Agriculture is vital to the Papua New Guinea (PNG) economy. Agriculture provides 22% of PNG’s GDP, accounts for 11% of its exports and supports over 80% of the population. When inflows from the resource sector weaken it is time for the agriculture sector to strengthen. This is particularly true for exports, which have been shown to be a pathway for many economies to sustained development.
If people are going to continue to eat, earn a living and survive, agriculture is extremely important – more so during these difficult COVID-19 times. This blog looks at agriculture, and in particular the flows of income that would enter the export sector as revenues based on exchange rate policy.
Exchange rate policy impacts people’s day-to-day lives through their earnings, particularly those involved in agricultural exports. As will be demonstrated in this blog, if the local currency unit real exchange rate (LRER) was allowed to increase in value, the last few years could have been a boon to agricultural exporters in PNG.
The basic math of this is simple. If the kina rate increases from 3 kina to 4 kina per dollar, then, if the price of a bag of coffee beans is US$100, before the appreciation coffee growers would get 300 kina per bag; after the appreciation, they would get 400 kina per bag. This policy to increase the LRER is commonly called an exchange rate devaluation because an increase of 3 to 4 kina per dollar is equivalent to a decrease from 33 cents to 25 cents per kina. But the word “devaluation” clearly emphasises the downside and misses the upside. As described in a prior blog here, “appreciation” is equally valid to describe this policy.
This blog makes an estimate of how much extra revenue would have been made from agricultural exports if the LRER had not been kept low through foreign exchange rationing. This figure is not meant to be exact, but rather is used to demonstrate the importance of exchange rate policy to this vital industry.
To do this, first, I calculated the revenues in kina from cocoa, coffee and palm oil exporters by taking yearly data from 2015 to 2019 on export volumes and multiplying by the average price of the goods for each of those years and converted these amounts into kina based on the nominal exchange rate. Then I adjusted the figure based on an estimate of the misalignment of the real exchange rate. For 2015 to 2017 I used estimates based on previous research, while from 2018 to 2021 I made an estimate based on what the nominal exchange rate would have been had the LRER moved up after the resource boom at the same rate as the nominal exchange rate. In summary, I compared an average LRER appreciation of 23% to the approximately 1% of appreciation that has actually taken place. I then calculated the difference between the original and new revenue figures and adjusted for inflation to convert to 2020 prices.

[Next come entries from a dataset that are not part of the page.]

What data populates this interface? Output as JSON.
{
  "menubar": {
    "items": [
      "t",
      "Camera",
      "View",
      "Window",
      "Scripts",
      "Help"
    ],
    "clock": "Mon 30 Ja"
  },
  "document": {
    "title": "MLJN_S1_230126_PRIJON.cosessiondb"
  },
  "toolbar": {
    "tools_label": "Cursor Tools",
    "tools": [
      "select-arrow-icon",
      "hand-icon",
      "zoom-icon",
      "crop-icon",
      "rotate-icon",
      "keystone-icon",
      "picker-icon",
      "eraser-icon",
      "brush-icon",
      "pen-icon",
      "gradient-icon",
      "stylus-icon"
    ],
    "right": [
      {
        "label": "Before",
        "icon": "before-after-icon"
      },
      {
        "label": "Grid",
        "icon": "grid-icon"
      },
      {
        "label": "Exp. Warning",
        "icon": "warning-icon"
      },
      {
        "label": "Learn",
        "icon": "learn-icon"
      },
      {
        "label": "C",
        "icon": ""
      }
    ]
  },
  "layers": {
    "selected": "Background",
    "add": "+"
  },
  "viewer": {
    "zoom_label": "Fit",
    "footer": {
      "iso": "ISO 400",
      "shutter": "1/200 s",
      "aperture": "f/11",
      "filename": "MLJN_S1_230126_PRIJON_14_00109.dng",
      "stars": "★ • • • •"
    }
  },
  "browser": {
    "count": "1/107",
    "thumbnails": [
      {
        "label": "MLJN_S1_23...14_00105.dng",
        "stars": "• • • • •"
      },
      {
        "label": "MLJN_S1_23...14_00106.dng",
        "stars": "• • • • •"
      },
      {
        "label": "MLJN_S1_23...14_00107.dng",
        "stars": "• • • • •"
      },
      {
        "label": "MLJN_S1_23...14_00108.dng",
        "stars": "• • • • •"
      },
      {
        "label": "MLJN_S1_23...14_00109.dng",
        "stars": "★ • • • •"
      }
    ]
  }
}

The yearly results are shown in Table 1 below. The suggested increase in revenues across the five years in question would have been K305.6 million for the cocoa industry, K518 million for the coffee industry, and K1.44 billion for the palm oil industry. This is an average improvement in revenues per year of around K61 million, K104 million and K288 million, respectively. While it is difficult to know what the profit increase would be once various costs are taken into account, it is clear that significantly more kina could have been entering rural and remote economies in PNG since 2015.
Table 1: Extra kina revenues earned by key agricultural export industries with an LRER appreciation (2020 prices)
The profitability of the agricultural businesses would depend on the rate at which they use imported machinery and other inputs versus employees and domestic inputs. Those who used more domestic inputs would have a higher rate of profitability. However, all profitable agricultural export businesses would be more profitable with a higher LRER. This analysis also assumes that there is no supply response to the increased revenues. If the sector produces more in response to the better conditions, then the revenues would be higher still. These estimates also ignore the increased opportunities for vegetable farmers, who would be better positioned to compete with imports with an appreciation. Of course too, any agricultural export, even those not mentioned, vanilla for example, would also benefit. So, in other words, these estimates are conservative.
This demonstration of potential gains is also a demonstration of opportunities lost, but it is not too late. There are current and future benefits to be had. Agricultural export revenues can still be increased, if the PNG government makes it a priority, limits the rationing of foreign exchange and allows the exchange rate to adjust to its market level. If and when a resource boom ends, agriculture can take its place as the major engine of growth and employment.
This research was undertaken with the support of the ANU-UPNG Partnership, an initiative of the PNG-Australia Partnership. The views represent those of the author only.